[Start of Attachment]
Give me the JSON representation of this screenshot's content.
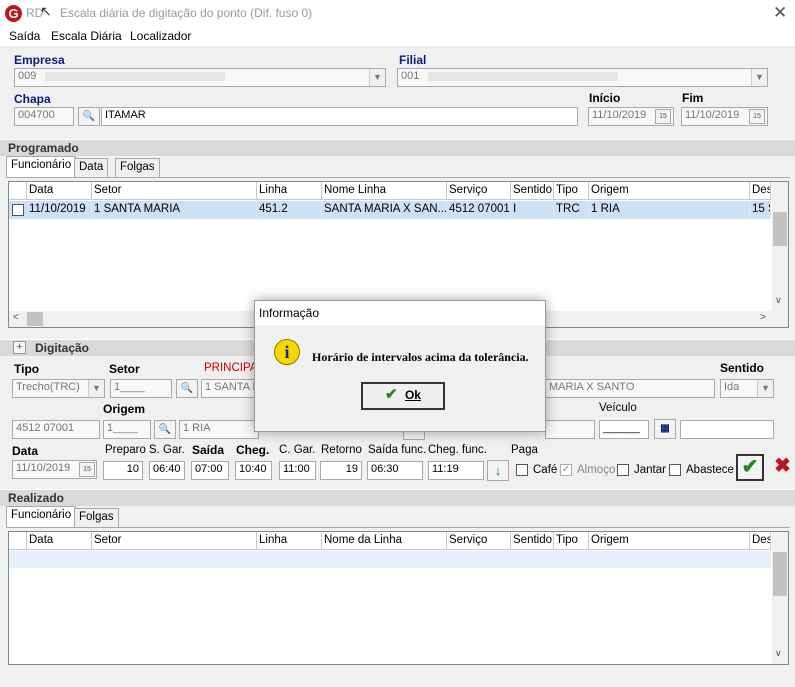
{
  "window": {
    "app_abbr": "RD",
    "title": "Escala diária de digitação do ponto (Dif. fuso 0)"
  },
  "menu": [
    "Saída",
    "Escala Diária",
    "Localizador"
  ],
  "header": {
    "empresa_label": "Empresa",
    "empresa_value": "009",
    "filial_label": "Filial",
    "filial_value": "001",
    "chapa_label": "Chapa",
    "chapa_value": "004700",
    "chapa_name": "ITAMAR",
    "inicio_label": "Início",
    "inicio_value": "11/10/2019",
    "fim_label": "Fim",
    "fim_value": "11/10/2019"
  },
  "programado": {
    "title": "Programado",
    "tabs": [
      "Funcionário",
      "Data",
      "Folgas"
    ],
    "columns": [
      "Data",
      "Setor",
      "Linha",
      "Nome Linha",
      "Serviço",
      "Sentido",
      "Tipo",
      "Origem",
      "Des"
    ],
    "rows": [
      [
        "11/10/2019",
        "1 SANTA MARIA",
        "451.2",
        "SANTA MARIA X SAN...",
        "4512 07001",
        "I",
        "TRC",
        "1 RIA",
        "15 S"
      ]
    ]
  },
  "digitacao": {
    "title": "Digitação",
    "tipo_label": "Tipo",
    "tipo_value": "Trecho(TRC)",
    "setor_label": "Setor",
    "setor_value": "1____",
    "setor_name": "1 SANTA M",
    "principal_label": "PRINCIPA",
    "linha_name": "MARIA X SANTO",
    "sentido_label": "Sentido",
    "sentido_value": "Ida",
    "servico_value": "4512 07001",
    "origem_label": "Origem",
    "origem_value": "1____",
    "origem_name": "1 RIA",
    "veiculo_label": "Veículo",
    "veiculo_value": "______",
    "data_label": "Data",
    "data_value": "11/10/2019",
    "preparo_label": "Preparo",
    "preparo_value": "10",
    "sgar_label": "S. Gar.",
    "sgar_value": "06:40",
    "saida_label": "Saída",
    "saida_value": "07:00",
    "cheg_label": "Cheg.",
    "cheg_value": "10:40",
    "cgar_label": "C. Gar.",
    "cgar_value": "11:00",
    "retorno_label": "Retorno",
    "retorno_value": "19",
    "saidafunc_label": "Saída func.",
    "saidafunc_value": "06:30",
    "chegfunc_label": "Cheg. func.",
    "chegfunc_value": "11:19",
    "paga_label": "Paga",
    "cafe_label": "Café",
    "almoco_label": "Almoço",
    "jantar_label": "Jantar",
    "abastece_label": "Abastece"
  },
  "realizado": {
    "title": "Realizado",
    "tabs": [
      "Funcionário",
      "Folgas"
    ],
    "columns": [
      "Data",
      "Setor",
      "Linha",
      "Nome da Linha",
      "Serviço",
      "Sentido",
      "Tipo",
      "Origem",
      "Des"
    ]
  },
  "dialog": {
    "title": "Informação",
    "message": "Horário de intervalos acima da tolerância.",
    "ok_label": "Ok"
  },
  "colors": {
    "accent_red": "#c0141c",
    "selected_row": "#cce2f4",
    "section_bar": "#d9d9d9",
    "principal_red": "#cc0000"
  }
}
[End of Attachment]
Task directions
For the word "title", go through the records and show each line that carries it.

Your response
    "title": "Escala diária de digitação do ponto (Dif. fuso 0)"
    "title": "Programado",
    "title": "Digitação",
    "title": "Realizado",
    "title": "Informação",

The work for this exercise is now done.